Remittances, or money that is sent by a migrant to their home country, have been increasingly viewed as a potential way to economically develop low to middle income countries. Presently, the level of remittances sent is higher than that of official developmental aid. Considering that remittances are private capital utilized by locals, the intervention of a non-profit or large international financial organization to spur developmental projects is perhaps not needed. For countries that are reliant on remittances, there are a considerable number of tradeoffs associated with this inflow of capital. Firstly, although difficult to quantify on a large scale, remittances have thus far not significantly triggered national economic development. For low to middle income countries, remittances are primarily used for basic consumption such as food, education and health care. Secondly, the innate nature of remittances requires that origin countries relinquish power to immigration countries. Origin countries are often powerless to protect their citizens abroad as many find themselves victims of xenophobia and in precarious work conditions. Thirdly, a dependency on remittances reshapes migrants’ national ties. Migrants are more likely to identify as transnational and may be reluctant to return to their origin country. Furthermore, remittances implant a social acceptance that success is only achieved through migrating, discouraging individuals to invest domestically or feel nationally tied. Finally, migration and the receiving of remittances radically impacts individuals differently based on their identity. Women are often unable to migrate and instead typically are the recipients of remittances. However, simply because they have a new access to capital does not eliminate structural barriers and therefore emancipate them from patriarchal structures, but rather may reinforce them. This thesis project is organized in three parts. The first part provides an overview of remittances and why their ramifications are complex and controversial. The second and third part utilize Morocco and Tajikistan as case studies for a deeper analysis of the implications of remittances on development. Morocco and Tajikistan were selected because they are both post-colonial countries that maintain a high dependence on remittances. Morocco is one of the world’s largest recipients of remittances and Tajikistan possesses one of the highest remittance-reliant GDPs in the world. Remittances are important to study because they illuminate how individual survival strategies can have detrimental implications for the nation. This paper argues that remittances provide some degree of individual empowerment but ultimately present problems of national dependency which hinder development. Morocco demonstrates that low to middle income countries must relinquish power over political, economic and social factors when remittances are encouraged. Tajikistan illustrates that remittances may be the most attainable solution for post- colonial countries, yet they provide longer-term problems that deeply entrench historical relations of dependency. Remittance-dependent countries must ultimately find a balance between encouraging their citizens to pursue the best economic opportunities through migration while also thinking critically about how to retain the population to induce national economic growth.

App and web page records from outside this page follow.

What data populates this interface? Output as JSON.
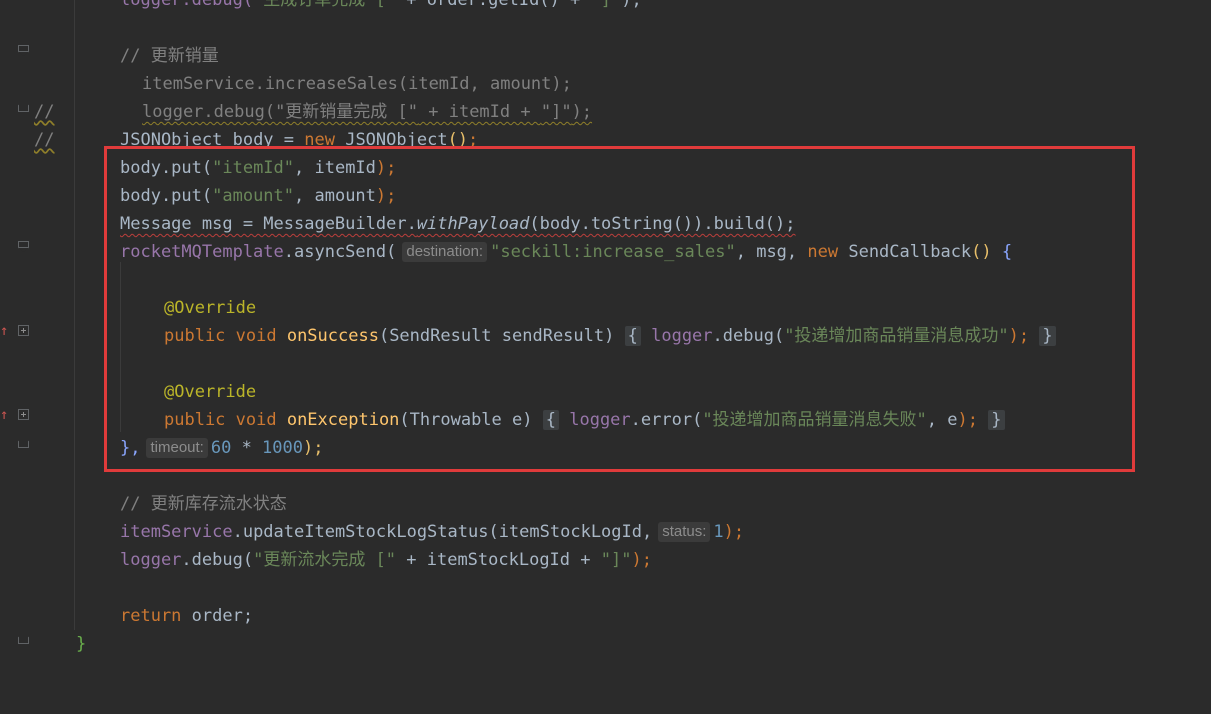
{
  "lines": {
    "l0": {
      "pre": "logger.debug(",
      "str": "\"生成订单完成 [\"",
      "mid": " + order.getId() + ",
      "str2": "\"]\"",
      "post": ");"
    },
    "l2": {
      "comment": "// 更新销量"
    },
    "l3": {
      "mark": "//",
      "code": "itemService.increaseSales(itemId, amount);"
    },
    "l4": {
      "mark": "//",
      "pre": "logger.debug(",
      "str": "\"更新销量完成 [\"",
      "mid": " + itemId + ",
      "str2": "\"]\"",
      "post": ");"
    },
    "l5": {
      "type": "JSONObject",
      "var": " body = ",
      "kw": "new",
      "cls": " JSONObject",
      "paren": "()",
      "end": ";"
    },
    "l6": {
      "pre": "body.put(",
      "str": "\"itemId\"",
      "mid": ", itemId",
      "post": ");"
    },
    "l7": {
      "pre": "body.put(",
      "str": "\"amount\"",
      "mid": ", amount",
      "post": ");"
    },
    "l8": {
      "pre": "Message msg = MessageBuilder.",
      "method": "withPayload",
      "post": "(body.toString()).build();"
    },
    "l9": {
      "field": "rocketMQTemplate",
      "call": ".asyncSend(",
      "hint": "destination:",
      "str": "\"seckill:increase_sales\"",
      "mid": ", msg, ",
      "kw": "new",
      "cls": " SendCallback",
      "paren": "()",
      "brace": " {"
    },
    "l11": {
      "ann": "@Override"
    },
    "l12": {
      "kw": "public void ",
      "fn": "onSuccess",
      "params": "(SendResult sendResult)",
      "open": "{",
      "field": "logger",
      "call": ".debug(",
      "str": "\"投递增加商品销量消息成功\"",
      "post": ");",
      "close": "}"
    },
    "l14": {
      "ann": "@Override"
    },
    "l15": {
      "kw": "public void ",
      "fn": "onException",
      "params": "(Throwable e)",
      "open": "{",
      "field": "logger",
      "call": ".error(",
      "str": "\"投递增加商品销量消息失败\"",
      "mid": ", e",
      "post": ");",
      "close": "}"
    },
    "l16": {
      "pre": "},",
      "hint": "timeout:",
      "num1": "60",
      "op": " * ",
      "num2": "1000",
      "post": ");"
    },
    "l18": {
      "comment": "// 更新库存流水状态"
    },
    "l19": {
      "field": "itemService",
      "call": ".updateItemStockLogStatus(itemStockLogId,",
      "hint": "status:",
      "num": "1",
      "post": ");"
    },
    "l20": {
      "field": "logger",
      "call": ".debug(",
      "str": "\"更新流水完成 [\"",
      "mid": " + itemStockLogId + ",
      "str2": "\"]\"",
      "post": ");"
    },
    "l22": {
      "kw": "return",
      "post": " order;"
    },
    "l23": {
      "brace": "}"
    }
  },
  "colors": {
    "background": "#2b2b2b",
    "keyword": "#cc7832",
    "string": "#6a8759",
    "number": "#6897bb",
    "field": "#9876aa",
    "method": "#ffc66d",
    "annotation": "#bbb529",
    "comment": "#808080",
    "highlight_box": "#e03b3b"
  }
}
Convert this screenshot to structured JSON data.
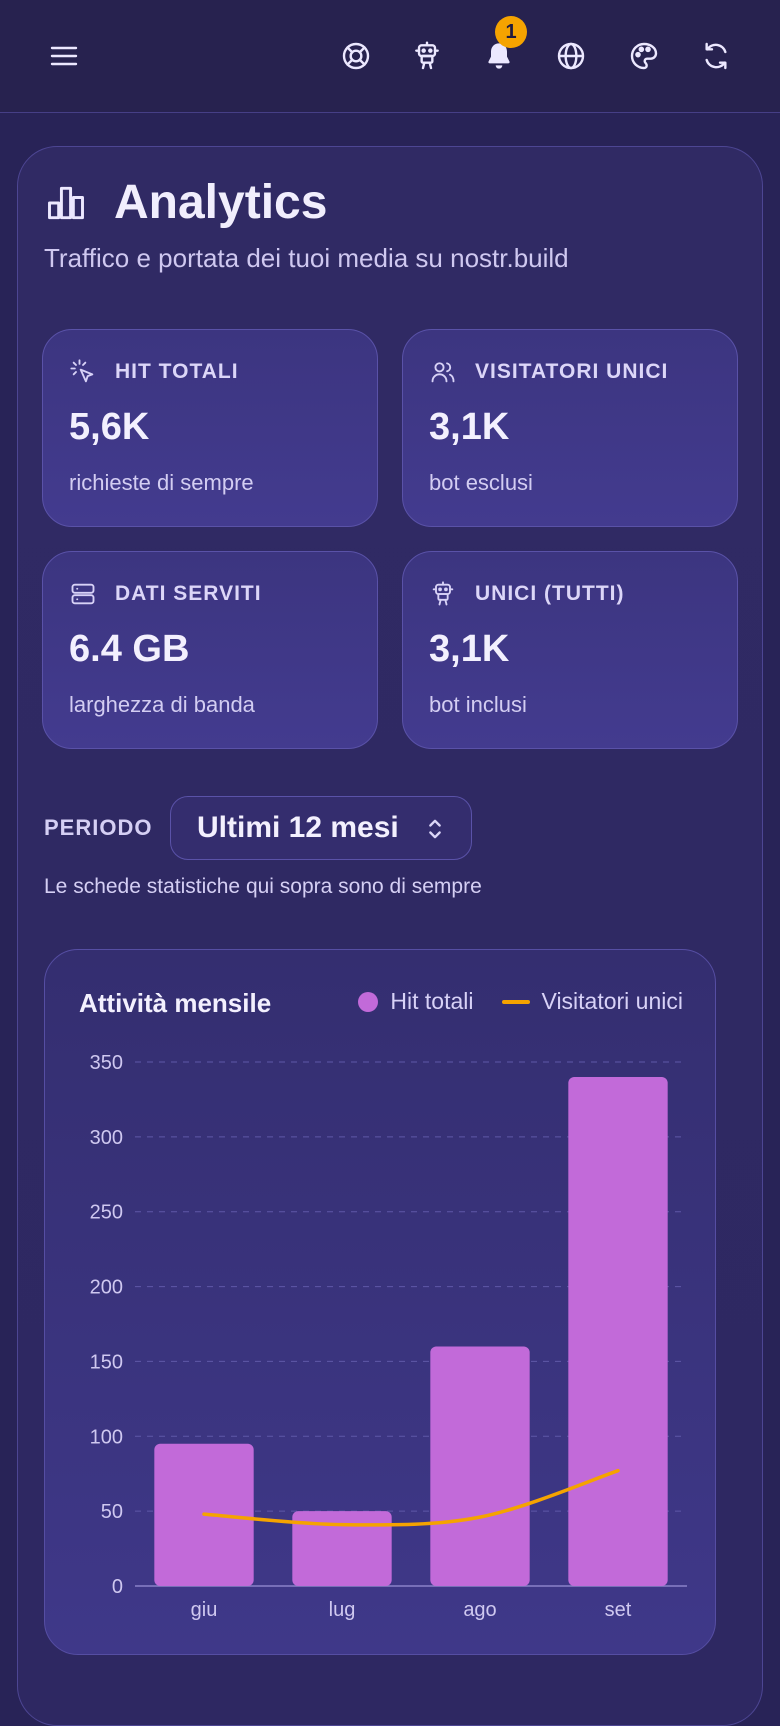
{
  "colors": {
    "background": "#282357",
    "card": "#3c3580",
    "bar": "#c26ad9",
    "line": "#f5a300",
    "badge": "#f5a300"
  },
  "topbar": {
    "menu_icon": "menu-icon",
    "icons": [
      "lifebuoy-icon",
      "robot-icon",
      "bell-icon",
      "globe-icon",
      "palette-icon",
      "refresh-icon"
    ],
    "notification_count": "1"
  },
  "page": {
    "title": "Analytics",
    "subtitle": "Traffico e portata dei tuoi media su nostr.build"
  },
  "stats": [
    {
      "icon": "cursor-click-icon",
      "label": "HIT TOTALI",
      "value": "5,6K",
      "desc": "richieste di sempre"
    },
    {
      "icon": "users-icon",
      "label": "VISITATORI UNICI",
      "value": "3,1K",
      "desc": "bot esclusi"
    },
    {
      "icon": "server-icon",
      "label": "DATI SERVITI",
      "value": "6.4 GB",
      "desc": "larghezza di banda"
    },
    {
      "icon": "robot-icon",
      "label": "UNICI (TUTTI)",
      "value": "3,1K",
      "desc": "bot inclusi"
    }
  ],
  "period": {
    "label": "PERIODO",
    "selected": "Ultimi 12 mesi",
    "note": "Le schede statistiche qui sopra sono di sempre"
  },
  "chart_data": {
    "type": "bar",
    "title": "Attività mensile",
    "categories": [
      "giu",
      "lug",
      "ago",
      "set"
    ],
    "series": [
      {
        "name": "Hit totali",
        "kind": "bar",
        "color": "#c26ad9",
        "values": [
          95,
          50,
          160,
          340
        ]
      },
      {
        "name": "Visitatori unici",
        "kind": "line",
        "color": "#f5a300",
        "values": [
          48,
          41,
          46,
          77
        ]
      }
    ],
    "ylim": [
      0,
      350
    ],
    "yticks": [
      0,
      50,
      100,
      150,
      200,
      250,
      300,
      350
    ],
    "grid": true,
    "legend": "top-right",
    "xlabel": "",
    "ylabel": ""
  }
}
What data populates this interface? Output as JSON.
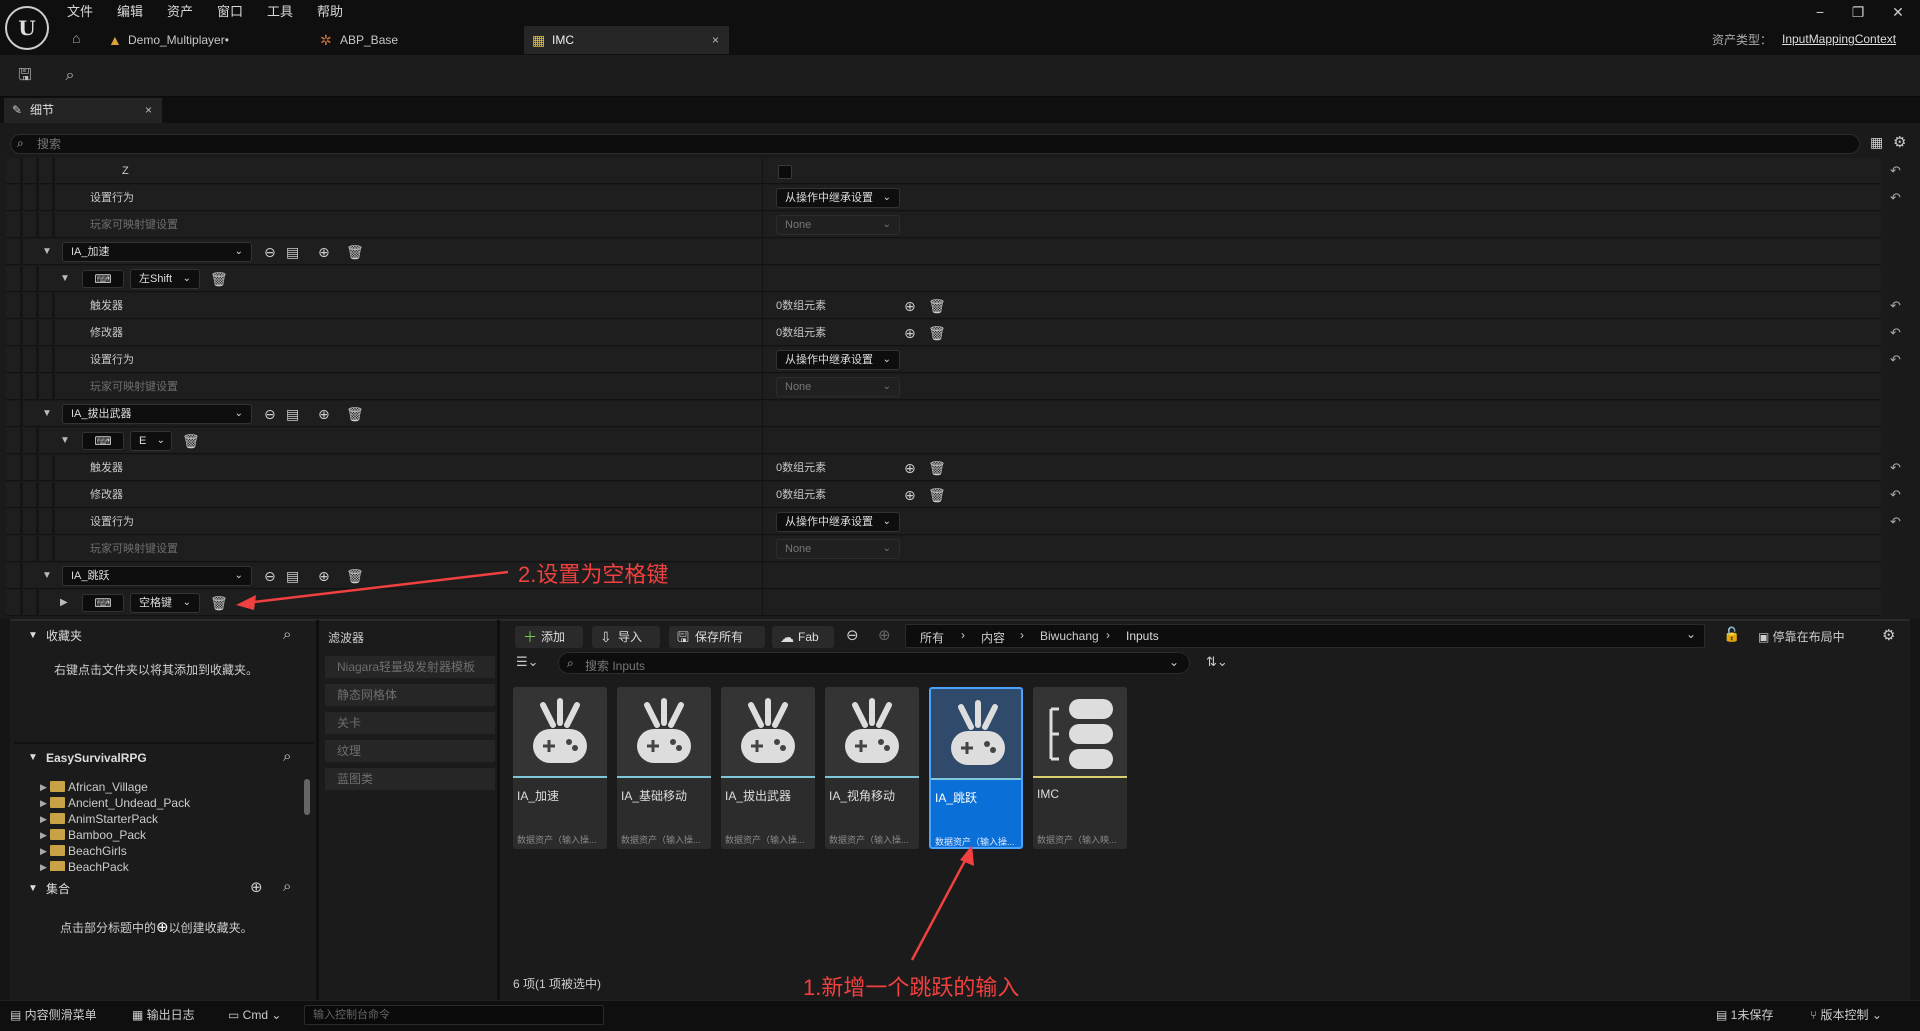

First Advisor

Nick Kontogeorgopoulos

Degree Type


Degree Name

Bachelor of Arts in International Political Economy

Date of Award

Spring 6-2-2020